#### WHAT IS EXPECTED
Return all the entries exactly, keeping pictures out.

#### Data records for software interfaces
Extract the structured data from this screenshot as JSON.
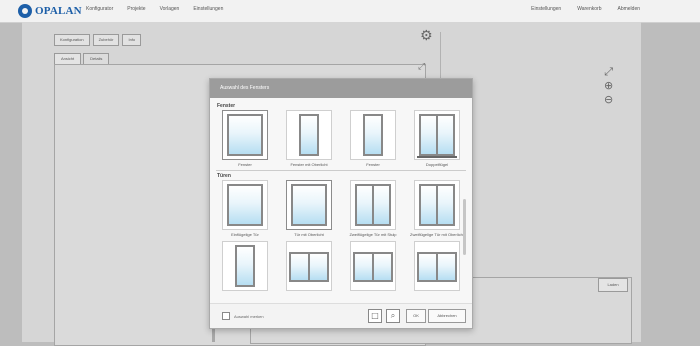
{
  "app": {
    "logo_text": "OPALAN",
    "logo_sub": "",
    "nav": [
      "Konfigurator",
      "Projekte",
      "Vorlagen",
      "Einstellungen"
    ],
    "nav_right": [
      "Einstellungen",
      "Warenkorb",
      "Abmelden"
    ]
  },
  "toolbar": {
    "buttons": [
      "Konfiguration",
      "Zubehör",
      "Info"
    ]
  },
  "tabs": [
    "Ansicht",
    "Details"
  ],
  "tools": {
    "gear_icon": "gear-icon",
    "expand_icon": "expand-icon",
    "zoom_in_icon": "zoom-in-icon",
    "zoom_out_icon": "zoom-out-icon"
  },
  "bottom_panel": {
    "button_label": "Laden"
  },
  "modal": {
    "title": "Auswahl des Fensters",
    "section1_label": "Fenster",
    "section1_items": [
      {
        "label": "Fenster"
      },
      {
        "label": "Fenster mit Oberlicht"
      },
      {
        "label": "Fenster"
      },
      {
        "label": "Doppelflügel"
      }
    ],
    "section2_label": "Türen",
    "section2_items": [
      {
        "label": "Einflügelige Tür"
      },
      {
        "label": "Tür mit Oberlicht"
      },
      {
        "label": "Zweiflügelige Tür mit Stulp"
      },
      {
        "label": "Zweiflügelige Tür mit Oberlicht"
      }
    ],
    "section3_items": [
      {
        "label": ""
      },
      {
        "label": ""
      },
      {
        "label": ""
      },
      {
        "label": ""
      }
    ],
    "footer": {
      "checkbox_label": "Auswahl merken",
      "ok_label": "OK",
      "cancel_label": "Abbrechen"
    }
  },
  "colors": {
    "brand": "#1d5fa8",
    "overlay": "#bdbdbd",
    "modal_header": "#9c9c9c",
    "glass": "#b6def2"
  }
}
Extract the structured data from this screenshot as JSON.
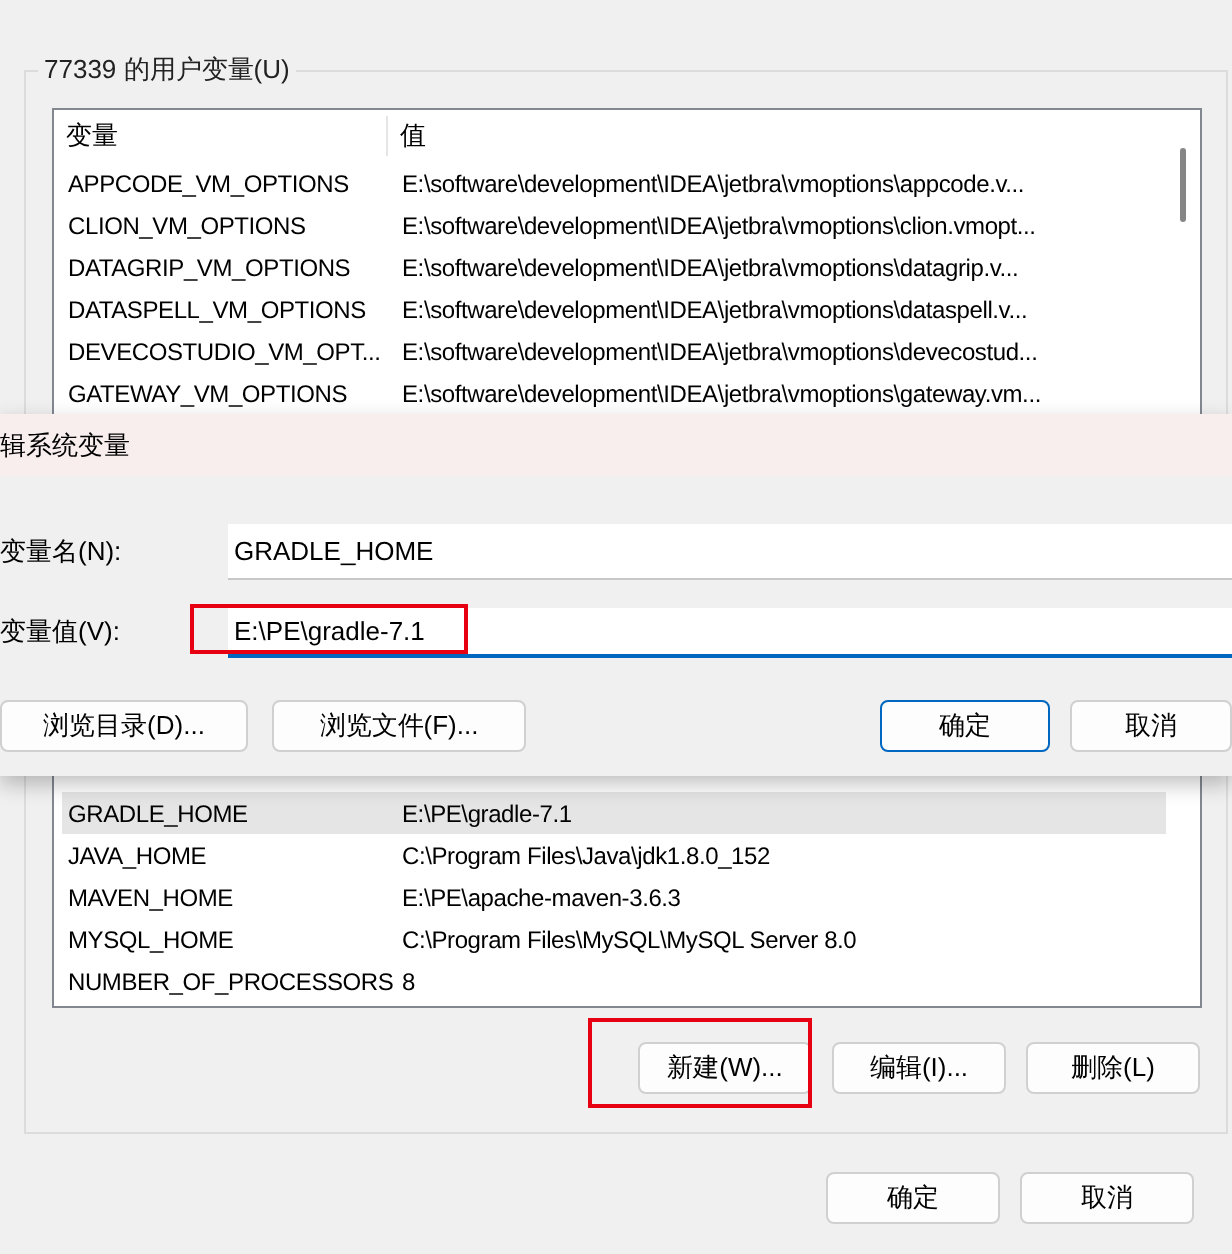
{
  "user_variables": {
    "title": "77339 的用户变量(U)",
    "columns": [
      "变量",
      "值"
    ],
    "rows_above_dialog": [
      {
        "name": "APPCODE_VM_OPTIONS",
        "value": "E:\\software\\development\\IDEA\\jetbra\\vmoptions\\appcode.v...",
        "selected": false
      },
      {
        "name": "CLION_VM_OPTIONS",
        "value": "E:\\software\\development\\IDEA\\jetbra\\vmoptions\\clion.vmopt...",
        "selected": false
      },
      {
        "name": "DATAGRIP_VM_OPTIONS",
        "value": "E:\\software\\development\\IDEA\\jetbra\\vmoptions\\datagrip.v...",
        "selected": false
      },
      {
        "name": "DATASPELL_VM_OPTIONS",
        "value": "E:\\software\\development\\IDEA\\jetbra\\vmoptions\\dataspell.v...",
        "selected": false
      },
      {
        "name": "DEVECOSTUDIO_VM_OPT...",
        "value": "E:\\software\\development\\IDEA\\jetbra\\vmoptions\\devecostud...",
        "selected": false
      },
      {
        "name": "GATEWAY_VM_OPTIONS",
        "value": "E:\\software\\development\\IDEA\\jetbra\\vmoptions\\gateway.vm...",
        "selected": false
      }
    ],
    "rows_below_dialog": [
      {
        "name": "GRADLE_HOME",
        "value": "E:\\PE\\gradle-7.1",
        "selected": true
      },
      {
        "name": "JAVA_HOME",
        "value": "C:\\Program Files\\Java\\jdk1.8.0_152",
        "selected": false
      },
      {
        "name": "MAVEN_HOME",
        "value": "E:\\PE\\apache-maven-3.6.3",
        "selected": false
      },
      {
        "name": "MYSQL_HOME",
        "value": "C:\\Program Files\\MySQL\\MySQL Server 8.0",
        "selected": false
      },
      {
        "name": "NUMBER_OF_PROCESSORS",
        "value": "8",
        "selected": false
      }
    ],
    "buttons": [
      {
        "label": "新建(W)...",
        "highlighted": true
      },
      {
        "label": "编辑(I)...",
        "highlighted": false
      },
      {
        "label": "删除(L)",
        "highlighted": false
      }
    ]
  },
  "footer_buttons": [
    "确定",
    "取消"
  ],
  "dialog": {
    "title": "辑系统变量",
    "fields": [
      {
        "label": "变量名(N):",
        "value": "GRADLE_HOME",
        "focused": false,
        "highlighted": false
      },
      {
        "label": "变量值(V):",
        "value": "E:\\PE\\gradle-7.1",
        "focused": true,
        "highlighted": true
      }
    ],
    "left_buttons": [
      "浏览目录(D)...",
      "浏览文件(F)..."
    ],
    "right_buttons": [
      {
        "label": "确定",
        "default": true
      },
      {
        "label": "取消",
        "default": false
      }
    ]
  }
}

#### EXERCISE OUTPUT
Extract the structured data from this screenshot as JSON.
{
  "app": {
    "logo_text": "OPALAN",
    "logo_sub": "",
    "nav": [
      "Konfigurator",
      "Projekte",
      "Vorlagen",
      "Einstellungen"
    ],
    "nav_right": [
      "Einstellungen",
      "Warenkorb",
      "Abmelden"
    ]
  },
  "toolbar": {
    "buttons": [
      "Konfiguration",
      "Zubehör",
      "Info"
    ]
  },
  "tabs": [
    "Ansicht",
    "Details"
  ],
  "tools": {
    "gear_icon": "gear-icon",
    "expand_icon": "expand-icon",
    "zoom_in_icon": "zoom-in-icon",
    "zoom_out_icon": "zoom-out-icon"
  },
  "bottom_panel": {
    "button_label": "Laden"
  },
  "modal": {
    "title": "Auswahl des Fensters",
    "section1_label": "Fenster",
    "section1_items": [
      {
        "label": "Fenster"
      },
      {
        "label": "Fenster mit Oberlicht"
      },
      {
        "label": "Fenster"
      },
      {
        "label": "Doppelflügel"
      }
    ],
    "section2_label": "Türen",
    "section2_items": [
      {
        "label": "Einflügelige Tür"
      },
      {
        "label": "Tür mit Oberlicht"
      },
      {
        "label": "Zweiflügelige Tür mit Stulp"
      },
      {
        "label": "Zweiflügelige Tür mit Oberlicht"
      }
    ],
    "section3_items": [
      {
        "label": ""
      },
      {
        "label": ""
      },
      {
        "label": ""
      },
      {
        "label": ""
      }
    ],
    "footer": {
      "checkbox_label": "Auswahl merken",
      "ok_label": "OK",
      "cancel_label": "Abbrechen"
    }
  },
  "colors": {
    "brand": "#1d5fa8",
    "overlay": "#bdbdbd",
    "modal_header": "#9c9c9c",
    "glass": "#b6def2"
  }
}
Extract the structured data from this screenshot as JSON.
{
  "user_variables": {
    "title": "77339 的用户变量(U)",
    "columns": [
      "变量",
      "值"
    ],
    "rows_above_dialog": [
      {
        "name": "APPCODE_VM_OPTIONS",
        "value": "E:\\software\\development\\IDEA\\jetbra\\vmoptions\\appcode.v...",
        "selected": false
      },
      {
        "name": "CLION_VM_OPTIONS",
        "value": "E:\\software\\development\\IDEA\\jetbra\\vmoptions\\clion.vmopt...",
        "selected": false
      },
      {
        "name": "DATAGRIP_VM_OPTIONS",
        "value": "E:\\software\\development\\IDEA\\jetbra\\vmoptions\\datagrip.v...",
        "selected": false
      },
      {
        "name": "DATASPELL_VM_OPTIONS",
        "value": "E:\\software\\development\\IDEA\\jetbra\\vmoptions\\dataspell.v...",
        "selected": false
      },
      {
        "name": "DEVECOSTUDIO_VM_OPT...",
        "value": "E:\\software\\development\\IDEA\\jetbra\\vmoptions\\devecostud...",
        "selected": false
      },
      {
        "name": "GATEWAY_VM_OPTIONS",
        "value": "E:\\software\\development\\IDEA\\jetbra\\vmoptions\\gateway.vm...",
        "selected": false
      }
    ],
    "rows_below_dialog": [
      {
        "name": "GRADLE_HOME",
        "value": "E:\\PE\\gradle-7.1",
        "selected": true
      },
      {
        "name": "JAVA_HOME",
        "value": "C:\\Program Files\\Java\\jdk1.8.0_152",
        "selected": false
      },
      {
        "name": "MAVEN_HOME",
        "value": "E:\\PE\\apache-maven-3.6.3",
        "selected": false
      },
      {
        "name": "MYSQL_HOME",
        "value": "C:\\Program Files\\MySQL\\MySQL Server 8.0",
        "selected": false
      },
      {
        "name": "NUMBER_OF_PROCESSORS",
        "value": "8",
        "selected": false
      }
    ],
    "buttons": [
      {
        "label": "新建(W)...",
        "highlighted": true
      },
      {
        "label": "编辑(I)...",
        "highlighted": false
      },
      {
        "label": "删除(L)",
        "highlighted": false
      }
    ]
  },
  "footer_buttons": [
    "确定",
    "取消"
  ],
  "dialog": {
    "title": "辑系统变量",
    "fields": [
      {
        "label": "变量名(N):",
        "value": "GRADLE_HOME",
        "focused": false,
        "highlighted": false
      },
      {
        "label": "变量值(V):",
        "value": "E:\\PE\\gradle-7.1",
        "focused": true,
        "highlighted": true
      }
    ],
    "left_buttons": [
      "浏览目录(D)...",
      "浏览文件(F)..."
    ],
    "right_buttons": [
      {
        "label": "确定",
        "default": true
      },
      {
        "label": "取消",
        "default": false
      }
    ]
  }
}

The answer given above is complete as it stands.